Meet Dr. Béla Máriás, major satirical artist now on show in Budapest
During election week, what better place to be than at the latest exhibition by Dr. Béla Máriás? On show until April 14th upstairs at the István Örkény bookstore, the latest paintings by this stalwart of Budapest’s alternative scene place politicians and leading personalities in incongruous situations. These strange and often hilarious juxtapositions have lifted Béla from underground maverick to globally acknowledged artist, earning him a long feature in the ‘Wall Street Journal’ and shows in New York. This month he also has a major retrospective opening in Győr. We meet the artist at his Budapest studio.

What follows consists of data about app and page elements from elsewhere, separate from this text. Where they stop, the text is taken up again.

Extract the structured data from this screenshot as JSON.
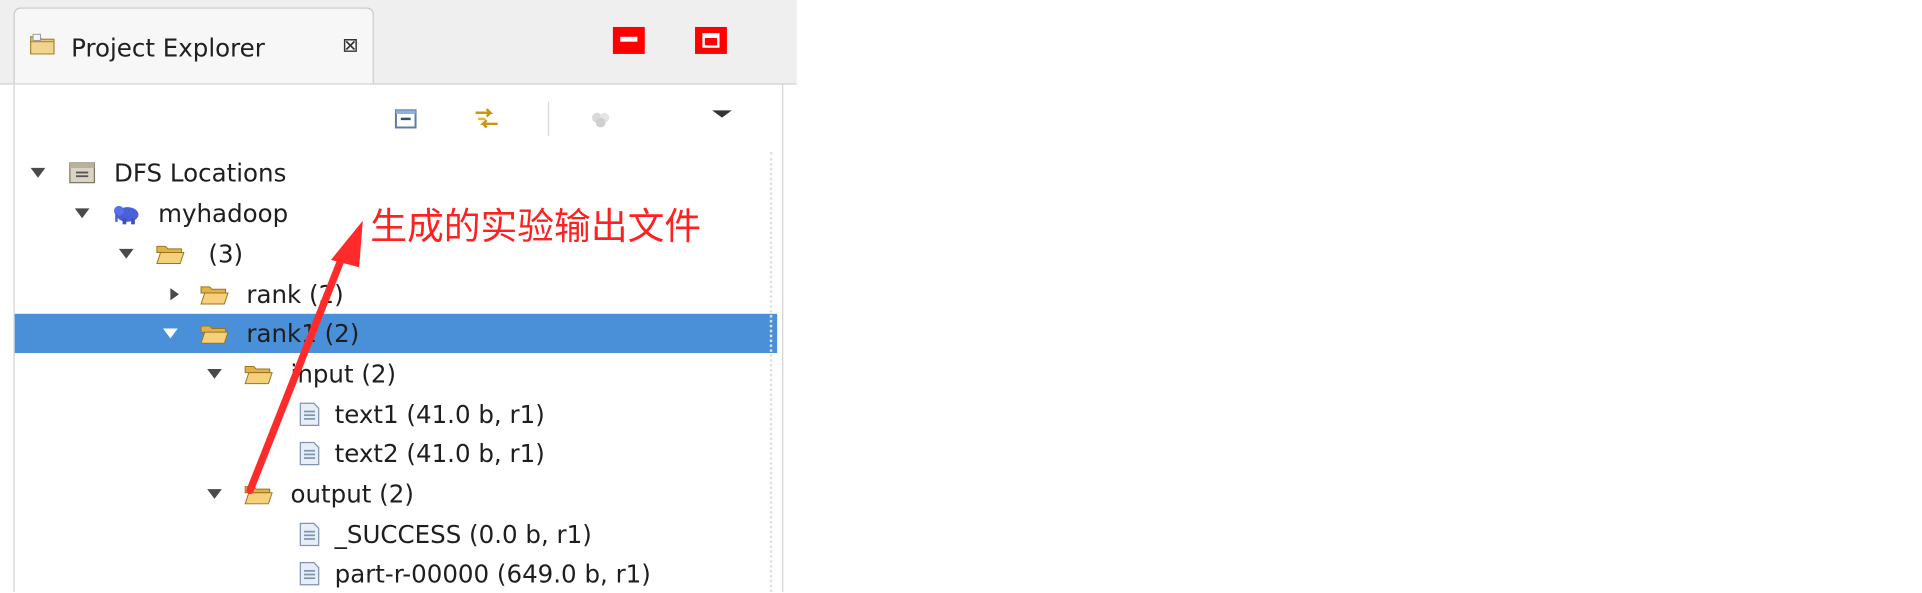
{
  "view": {
    "title": "Project Explorer",
    "close_glyph": "⊠"
  },
  "window_buttons": [
    "minimize",
    "maximize"
  ],
  "toolbar": {
    "items": [
      "collapse-all-icon",
      "link-with-editor-icon",
      "filters-icon",
      "view-menu-icon"
    ]
  },
  "tree": {
    "root": {
      "label": "DFS Locations",
      "icon": "dfs-locations-icon",
      "expanded": true
    },
    "host": {
      "label": "myhadoop",
      "icon": "hadoop-elephant-icon",
      "expanded": true
    },
    "folder_root": {
      "label": "(3)",
      "icon": "folder-open-icon",
      "expanded": true
    },
    "rank": {
      "label": "rank (2)",
      "icon": "folder-open-icon",
      "expanded": false
    },
    "rank1": {
      "label": "rank1 (2)",
      "icon": "folder-open-icon",
      "expanded": true,
      "selected": true
    },
    "input": {
      "label": "input (2)",
      "icon": "folder-open-icon",
      "expanded": true
    },
    "text1": {
      "label": "text1 (41.0 b, r1)",
      "icon": "file-icon"
    },
    "text2": {
      "label": "text2 (41.0 b, r1)",
      "icon": "file-icon"
    },
    "output": {
      "label": "output (2)",
      "icon": "folder-open-icon",
      "expanded": true
    },
    "success": {
      "label": "_SUCCESS (0.0 b, r1)",
      "icon": "file-icon"
    },
    "part": {
      "label": "part-r-00000 (649.0 b, r1)",
      "icon": "file-icon"
    }
  },
  "annotation": {
    "text": "生成的实验输出文件",
    "color": "#ff2020"
  },
  "colors": {
    "selection": "#4a90d9",
    "window_button": "#ff0000"
  }
}
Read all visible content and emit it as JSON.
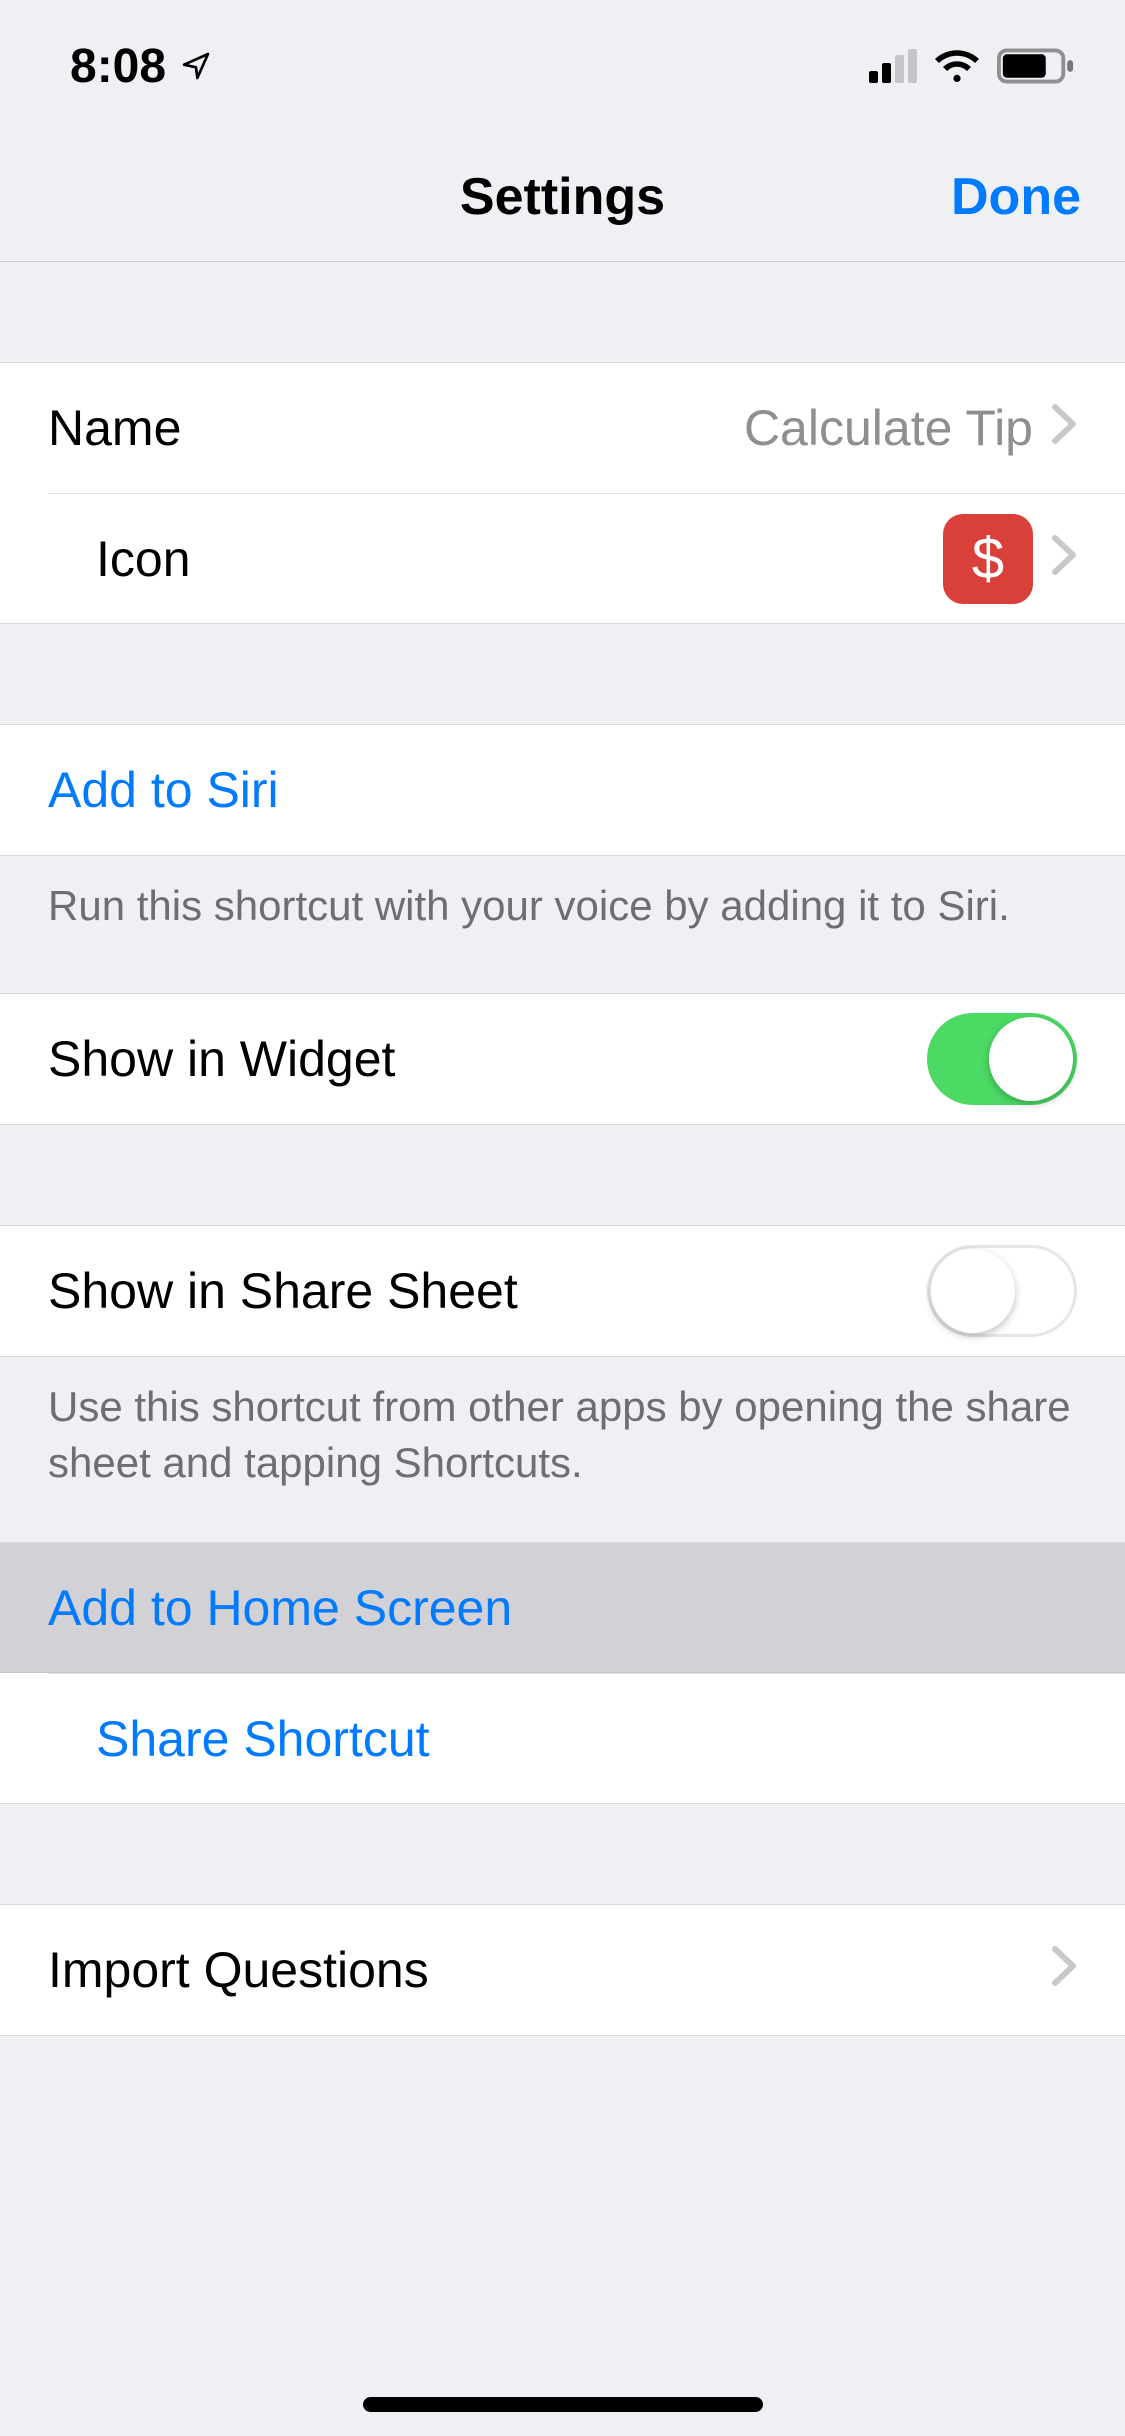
{
  "status": {
    "time": "8:08"
  },
  "nav": {
    "title": "Settings",
    "done": "Done"
  },
  "rows": {
    "name_label": "Name",
    "name_value": "Calculate Tip",
    "icon_label": "Icon",
    "icon_glyph": "$",
    "siri_label": "Add to Siri",
    "siri_footer": "Run this shortcut with your voice by adding it to Siri.",
    "widget_label": "Show in Widget",
    "widget_on": true,
    "sharesheet_label": "Show in Share Sheet",
    "sharesheet_on": false,
    "sharesheet_footer": "Use this shortcut from other apps by opening the share sheet and tapping Shortcuts.",
    "homescreen_label": "Add to Home Screen",
    "share_label": "Share Shortcut",
    "import_label": "Import Questions"
  }
}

His jacket splashed with paint, his studio filled with the large canvases that have become his trademark, Dr. Béla Máriás is hard at work creating another bizarre pastiche. Born in Novi Sad in 1966, Máriás got his art training in Belgrade then broke all the rules when he came to Budapest to flee the war in 1991.
Leader of underground band Tudósok, Béla has spent the last 25 years staging wild live shows or art happenings.
Tudósok still play regularly at Budapest’s Kuplung. As for art, Béla has refined his own genre.
“I looked at works by the most famous painters,” begins Béla. “In the Louvre, say, and realized that so much of what is thought of as beautiful art is either tragic or the promotion of some kind of ideology – or both.”
His critical faculties, his upbringing in this region and his sense of the absurd forced him to look deeper. “People get a sense of peace when they look at certain paintings,” he explains. “Yet if they saw them in a different context, it would create a different mood. I wanted to pack in feelings of fear or confrontation.”
Béla didn’t have to look far for local inspiration. He went to Tesco.
“I used to go to the local supermarket to look at the display of magazine covers. There in front of me were the most influential figures in society. These were people who were most admired or at least looked up to. How were they being portrayed? So, I chose a certain character, read about his or her background and began to create an artistic world around them.”
No-one escapes the artist’s attention. Politicians, serial killers, pop stars, bankers, demagogues, film producers, everyone is fair game for Béla’s brush. And everyone is instantly recognizable to the Hungarian viewer.
Béla then deposits each character within an incongruous setting and/or art genre. Brutal 19th-century outlaw Sándor Rózsa is depicted as if by the pointillism of Seurat. The Whisky Robber of 1990s’ lore looks straight out of ‘The Running Man’ by Malevich. Hungarian bankers appear on the same bridge that Munch created for ‘The Scream’.
This art is also being created at a time when creatives are under growing pressure to conform to the political will.
“I have to implement a punk attitude,” insists Béla. “There is no other way. Art has to protect the language of freedom.”
Upstairs at the István Örkény bookstore near Nyugati station, some two dozen works provide the viewer with a hilarious but thought-provoking visit. Woody Allen, Guernica, Charles Bukowski, iconic figures and images reinterpreted by Budapest’s ultimate iconoclast transform two small rooms into a platform for heated debate.
“Yes, my paintings might offend some people. But we need open discussion. Without it, we can’t be free. And if my works contribute to even one millimeter of progress, then all of this would have been worth it.”
István Örkény bookstore
District XIII. Szent István körút 26
Exhibition until April 14th
Mon-Fri 10am-7pm, Sat 10am-2pm